Jennifer Rubin thinks Biden is handling it well. She writes about What Joe Biden did right in rebutting Tara Reade’s claims.
Political pundits will “grade” former vice president Joe Biden’s response to Tara Reade’s allegation that he digitally penetrated her more than 25 years ago. The campaign’s written statement was empathetic and respectful but definitive. Biden sat for a tough interview Friday without losing his cool. He was not angry or accusatory; he did not claim a conspiracy nor insult the accuser. He volunteered to open Senate papers (which he said are at the National Archives, not at the University of Delaware). In short, he did what an innocent person would do and say.
The lines “If you believe Christine Blasey Ford, you have to believe Reade” or “You didn’t believe President Trump, so you cannot believe Biden” (or other variations) are the worst examples of mindless “balance” and faux objectivity. It takes a minute to identify fundamental differences between situations that bear little resemblance to one another.
Trump never sat for a grueling interview to go through the facts of more than a dozen claims against him. Biden sat for an interrogation of a single claim of sexual assault. (And no, his penchant to ignore personal space and excessive hugginess were not sexual, although they were inappropriate.)
Unlike Republicans and now-Supreme Court Justice Brett M. Kavanaugh, who refused to allow a full investigation of charges, Biden has put no restrictions on media inquiries and has offered up relevant documents. …
And let’s get real: Reade and Ford are not similar accusers. Ford’s story was consistent for years. Reade’s has not been. Ford did not claim to have complained contemporaneously; Reade did and was rebutted by Biden staff to whom she would have complained. In Kavanaugh’s case, there was another witness to an alleged, separate incident of sexual misconduct at Yale University involving Kavanaugh. In Reade’s case, no one else has accused Biden of anything like Reade’s claim.

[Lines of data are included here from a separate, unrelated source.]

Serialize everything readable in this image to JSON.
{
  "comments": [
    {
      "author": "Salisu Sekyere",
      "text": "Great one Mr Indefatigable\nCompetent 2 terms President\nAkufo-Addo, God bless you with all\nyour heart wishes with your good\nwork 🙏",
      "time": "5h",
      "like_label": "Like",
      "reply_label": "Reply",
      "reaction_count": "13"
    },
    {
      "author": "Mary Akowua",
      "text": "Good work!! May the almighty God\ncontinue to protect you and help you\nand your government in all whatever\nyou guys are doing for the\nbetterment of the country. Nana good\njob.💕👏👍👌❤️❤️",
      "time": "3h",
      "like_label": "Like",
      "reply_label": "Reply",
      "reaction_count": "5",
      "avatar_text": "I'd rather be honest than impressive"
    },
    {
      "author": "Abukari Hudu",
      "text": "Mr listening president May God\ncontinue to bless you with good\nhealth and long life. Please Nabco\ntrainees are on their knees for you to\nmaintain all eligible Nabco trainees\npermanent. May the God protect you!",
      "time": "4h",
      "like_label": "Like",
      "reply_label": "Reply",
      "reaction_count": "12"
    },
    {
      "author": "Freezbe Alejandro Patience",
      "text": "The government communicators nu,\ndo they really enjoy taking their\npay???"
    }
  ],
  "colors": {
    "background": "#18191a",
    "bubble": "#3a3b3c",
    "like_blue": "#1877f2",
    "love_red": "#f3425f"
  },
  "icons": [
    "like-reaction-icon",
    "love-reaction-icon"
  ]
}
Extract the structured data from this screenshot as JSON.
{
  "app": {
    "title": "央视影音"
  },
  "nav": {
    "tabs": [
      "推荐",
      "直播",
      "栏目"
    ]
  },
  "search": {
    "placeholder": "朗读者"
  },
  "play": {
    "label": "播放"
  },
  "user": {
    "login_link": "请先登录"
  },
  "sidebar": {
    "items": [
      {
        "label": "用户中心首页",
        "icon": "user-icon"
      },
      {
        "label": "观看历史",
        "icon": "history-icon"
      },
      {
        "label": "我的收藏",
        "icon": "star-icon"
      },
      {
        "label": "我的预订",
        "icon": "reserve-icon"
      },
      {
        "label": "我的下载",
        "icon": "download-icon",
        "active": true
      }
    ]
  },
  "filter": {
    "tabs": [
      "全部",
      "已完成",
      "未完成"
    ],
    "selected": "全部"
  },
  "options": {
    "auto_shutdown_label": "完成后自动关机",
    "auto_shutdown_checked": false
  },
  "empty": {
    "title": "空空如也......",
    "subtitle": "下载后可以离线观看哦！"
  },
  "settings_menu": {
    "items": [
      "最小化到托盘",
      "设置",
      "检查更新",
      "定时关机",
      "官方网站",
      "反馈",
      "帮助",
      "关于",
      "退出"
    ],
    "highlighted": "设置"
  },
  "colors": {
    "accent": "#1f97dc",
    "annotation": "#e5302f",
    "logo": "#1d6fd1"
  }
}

Biden’s statements in writing and in the interview are hard to dispute: Women should be heard and believed, but facts and the truth matter like in every other crime. (In his written statement enumerating the fundamental concerns in these cases, Biden said, “One is that women deserve to be treated with dignity and respect, and when they step forward they should be heard, not silenced. The second is that their stories should be subject to appropriate inquiry and scrutiny.”) If a witness changes her story (“Responsible news organizations should examine and evaluate the full and growing record of inconsistencies in her story, which has changed repeatedly in both small and big ways”), her credibility is seriously compromised.
[These] points deserve emphasis.
First, the media do not question Trump about the serial allegations against him at his endless daily appearances. They’ve shrugged their shoulders and given up trying to pin him down on the numerous complaints of harassment and/or assault. They should continue to scrutinize his claims and ask questions whether he answers or not.
Second, people are entitled to believe Reade despite her inconsistencies, the denials from Biden and his staff and the (so far) dearth of written evidence of her complaint. The question is whether the American people decide the evidence is credible. Unless more evidence surfaces, I would wager they do not.
Third, Democrats perpetually worried that the Biden team is “blowing it” (Biden is hidden away! Not in the news!) might want to chill. This was a textbook example of effective campaign communication. The candidate is leading in the polls, and Trump is melting down (in the latest ABC/Ipsos poll, “his disapproval rating among Americans reached a numeric high of 57%, with only 42% approving.”) Maybe these people do know what they are doing.